It capped off my Italian gelato taste fest! Just—look at it! It was a MESS and it was DELICIOUS! We loitered around the nearby Piazza Navona (gorgeous-and one of our favorite little spots), gelatos in hand and savored every morsel.
“We’ve all heard of antique dealers, but most of us know next to nothing about antique pickers. And yet these specialists are a crucial link on the chain that drags valuable relics out of obscurity and into our stores, museums and living rooms. In fact, if it weren’t for expert pickers like Mike Wolfe and Frank Fritz, many antique stores would go out of business. Some historical artifacts would never have made their way into display cases. And an entire fleet of classic cars would still be up on blocks.
These self-described “modern archaeologists” are a far cry from dumpster divers. Ask any American picker, and you’ll probably learn there’s a science to their scrounging, a method to their memorabilia-seeking mission. Antique pickers like Mike and Frank travel the country, meeting collectors, hoarders, amateur historians and other individuals who all have unique stories to tell. Each and every treasure they uncover is a new history lesson, providing a glimpse at American life in the recent and distant past.
And then, of course, there’s the thrill of the hunt. Sometimes, it’s a race against time, with various pickers traveling from far and wide to check out–and compete for–a hot lead. Working for clients such as set designers, photographers, decorators and dealers, pickers go on wild goose chases for anything from motorcycles to military regalia to Ferris wheels.
So where do pickers track down their wares? Often, it’s way off the beaten path, in rural towns across the country, or right on the side of the road, especially on garbage pickup days. Sometimes they literally end up going from door to door, hoping to explore an abandoned barn or a basement packed to the gills with junk and gems.
Like antique dealers, pickers need a fabulous eye, especially when evaluating potential purchases that are covered in mildew, buried under dust or broken into fragments. It’s a risky business, too: after all, one person’s trash doesn’t always translate into another’s treasure. Or, as Mike and Frank put it, ‘You’re only as good as the last deal you made.’ ”

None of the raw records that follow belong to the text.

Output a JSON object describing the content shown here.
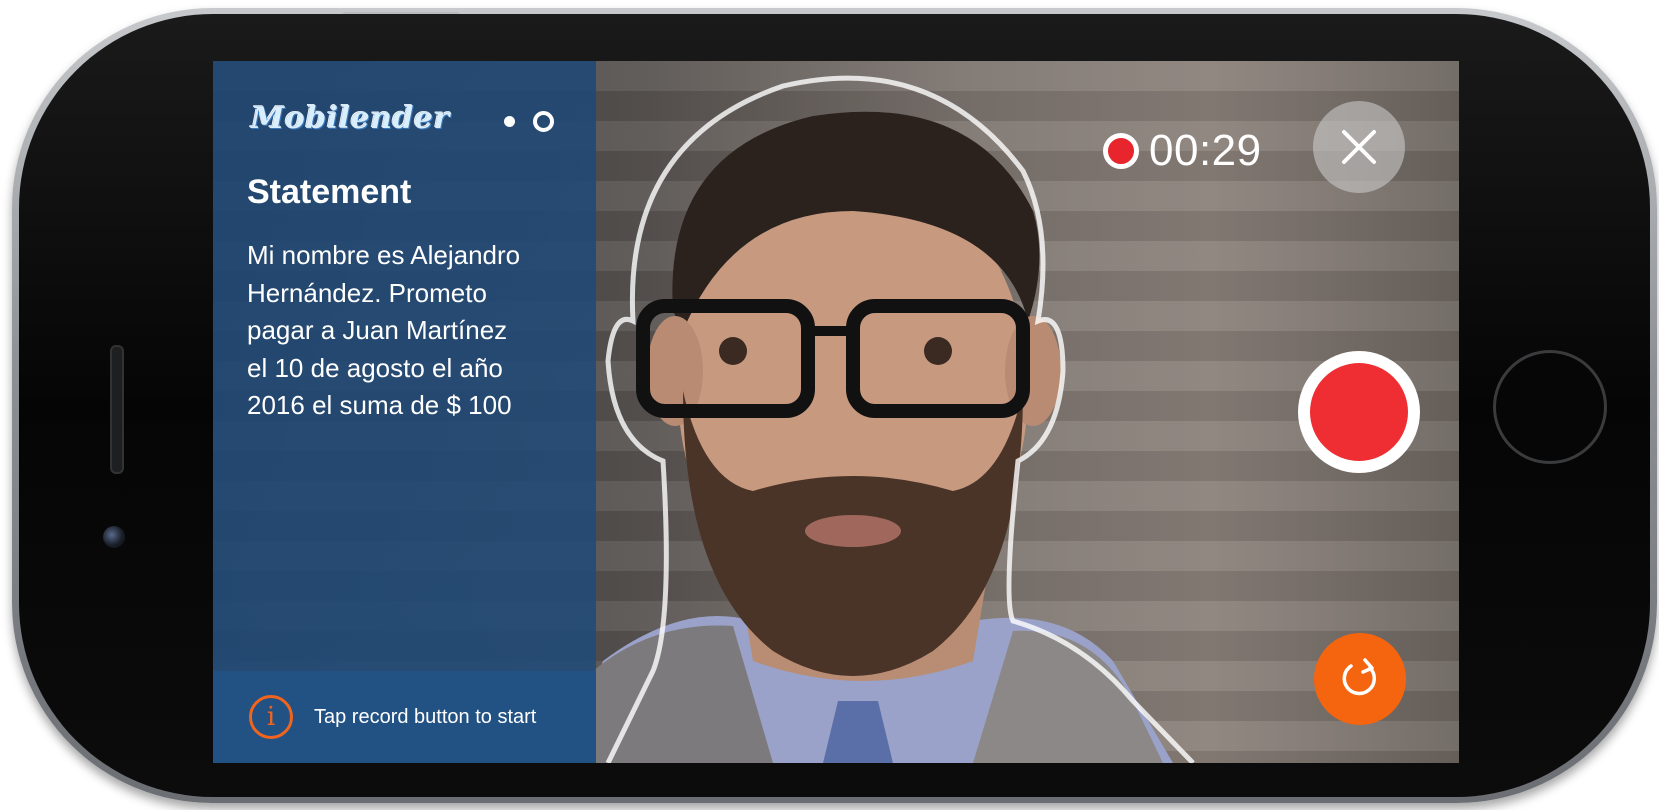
{
  "app": {
    "logo_text": "Mobilender",
    "page_indicator": {
      "total": 2,
      "active_index": 1
    }
  },
  "statement": {
    "title": "Statement",
    "lines": [
      "Mi nombre es Alejandro",
      "Hernández. Prometo",
      "pagar a Juan Martínez",
      "el 10 de agosto el año",
      "2016 el suma de $ 100"
    ]
  },
  "hint": {
    "icon": "info-icon",
    "text": "Tap record button to start"
  },
  "recording": {
    "indicator_icon": "record-dot-icon",
    "timer": "00:29"
  },
  "controls": {
    "close_icon": "close-icon",
    "record_icon": "record-icon",
    "retake_icon": "refresh-icon"
  },
  "colors": {
    "panel_blue": "#1f4876",
    "record_red": "#ee2e33",
    "accent_orange": "#f5650f",
    "info_orange": "#f0641e"
  }
}
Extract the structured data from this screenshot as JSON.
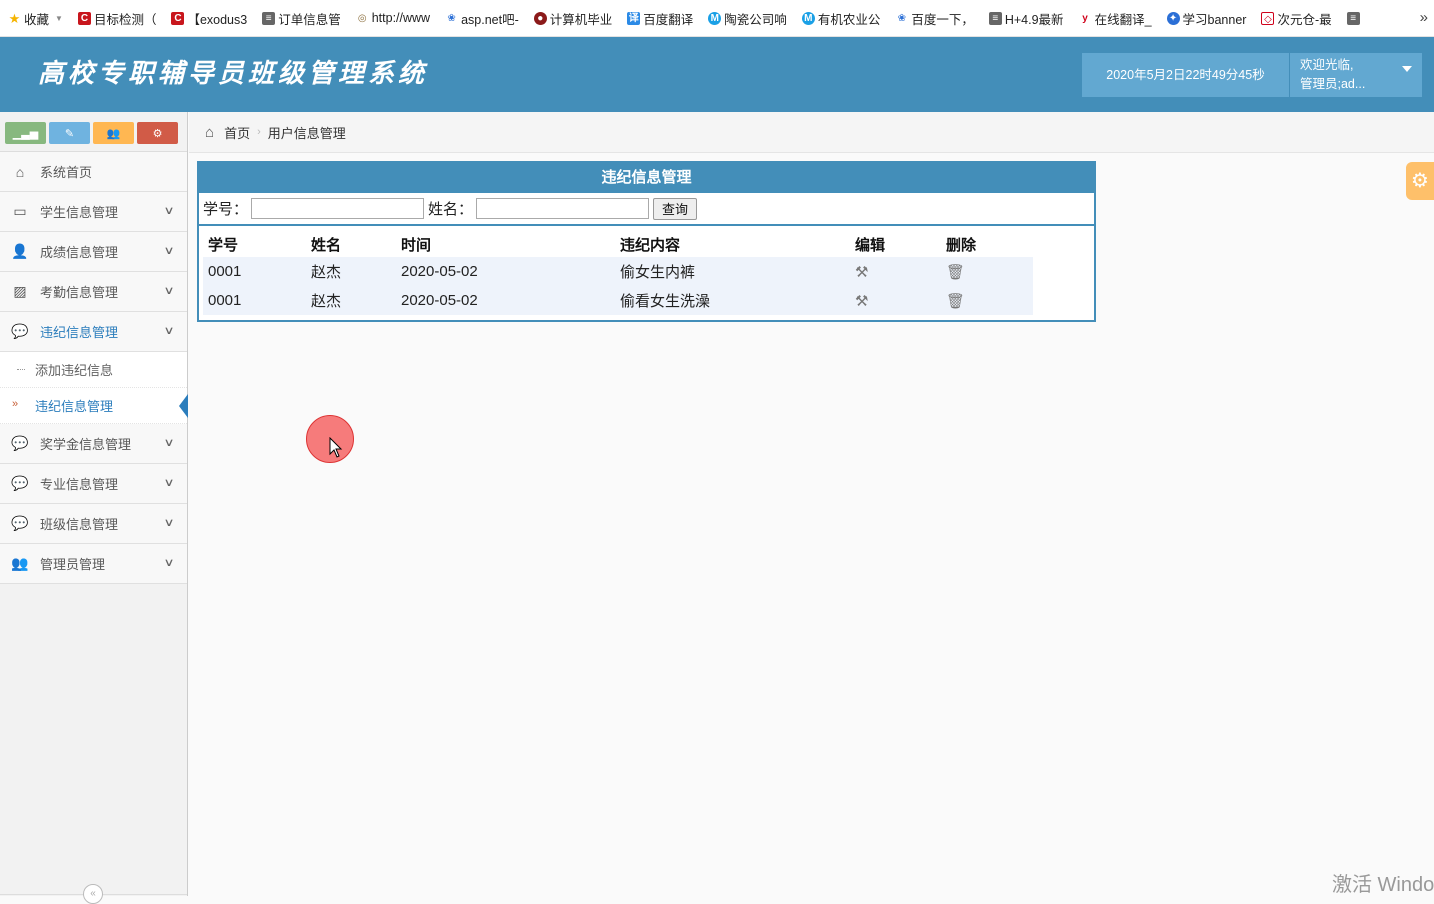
{
  "bookmarks": [
    {
      "label": "收藏",
      "icon": "star-icon",
      "color": "#f5b400"
    },
    {
      "label": "目标检测（",
      "icon": "csdn-icon",
      "color": "#c8161d"
    },
    {
      "label": "【exodus3",
      "icon": "csdn-icon",
      "color": "#c8161d"
    },
    {
      "label": "订单信息管",
      "icon": "page-icon",
      "color": "#666666"
    },
    {
      "label": "http://www",
      "icon": "globe-icon",
      "color": "#8a6d3b"
    },
    {
      "label": "asp.net吧-",
      "icon": "baidu-icon",
      "color": "#2b6fd6"
    },
    {
      "label": "计算机毕业",
      "icon": "site-icon",
      "color": "#8b1a1a"
    },
    {
      "label": "百度翻译",
      "icon": "translate-icon",
      "color": "#2b8ae6"
    },
    {
      "label": "陶瓷公司响",
      "icon": "m-icon",
      "color": "#1aa0e6"
    },
    {
      "label": "有机农业公",
      "icon": "m-icon",
      "color": "#1aa0e6"
    },
    {
      "label": "百度一下，",
      "icon": "baidu-icon",
      "color": "#2b6fd6"
    },
    {
      "label": "H+4.9最新",
      "icon": "page-icon",
      "color": "#666666"
    },
    {
      "label": "在线翻译_",
      "icon": "youdao-icon",
      "color": "#d0021b"
    },
    {
      "label": "学习banner",
      "icon": "site-icon",
      "color": "#2b6fd6"
    },
    {
      "label": "次元仓-最",
      "icon": "site-icon",
      "color": "#d0021b"
    }
  ],
  "header": {
    "title": "高校专职辅导员班级管理系统",
    "clock": "2020年5月2日22时49分45秒",
    "welcome": "欢迎光临,",
    "user": "管理员;ad..."
  },
  "shortcuts": [
    {
      "icon": "signal-icon",
      "color": "#87b87f"
    },
    {
      "icon": "pencil-icon",
      "color": "#6fb3e0"
    },
    {
      "icon": "users-icon",
      "color": "#ffb752"
    },
    {
      "icon": "cogs-icon",
      "color": "#d15b47"
    }
  ],
  "sidebar": {
    "items": [
      {
        "label": "系统首页"
      },
      {
        "label": "学生信息管理"
      },
      {
        "label": "成绩信息管理"
      },
      {
        "label": "考勤信息管理"
      },
      {
        "label": "违纪信息管理",
        "submenu": [
          "添加违纪信息",
          "违纪信息管理"
        ]
      },
      {
        "label": "奖学金信息管理"
      },
      {
        "label": "专业信息管理"
      },
      {
        "label": "班级信息管理"
      },
      {
        "label": "管理员管理"
      }
    ]
  },
  "breadcrumb": {
    "home": "首页",
    "current": "用户信息管理"
  },
  "panel": {
    "title": "违纪信息管理",
    "search": {
      "student_id_label": "学号：",
      "name_label": "姓名：",
      "button": "查询",
      "student_id_value": "",
      "name_value": ""
    },
    "columns": [
      "学号",
      "姓名",
      "时间",
      "违纪内容",
      "编辑",
      "删除"
    ],
    "rows": [
      {
        "id": "0001",
        "name": "赵杰",
        "date": "2020-05-02",
        "content": "偷女生内裤"
      },
      {
        "id": "0001",
        "name": "赵杰",
        "date": "2020-05-02",
        "content": "偷看女生洗澡"
      }
    ]
  },
  "watermark": "激活 Windo"
}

pidd-lin’: v. [slang for piddling] to lollygag around town in search of one man’s trash, your treasure; to dilly-dally enjoyably
| ex. the way it feels to wake up early on a saturday + rolling out of bed, throw on the most comfy clothes, flop on your best worn-in ‘ball cap + snag a piping hot cup-a-joe how you like it to-go, just in time to arrive at the morning’s estate sale + auction. As late mornin’ rolls around, you head on up the road to the local antique market just to see what treasures may have been lying in wait to be discovered by its next interested owner.
…that’s piddlin’ at its finest + I could do it everyday.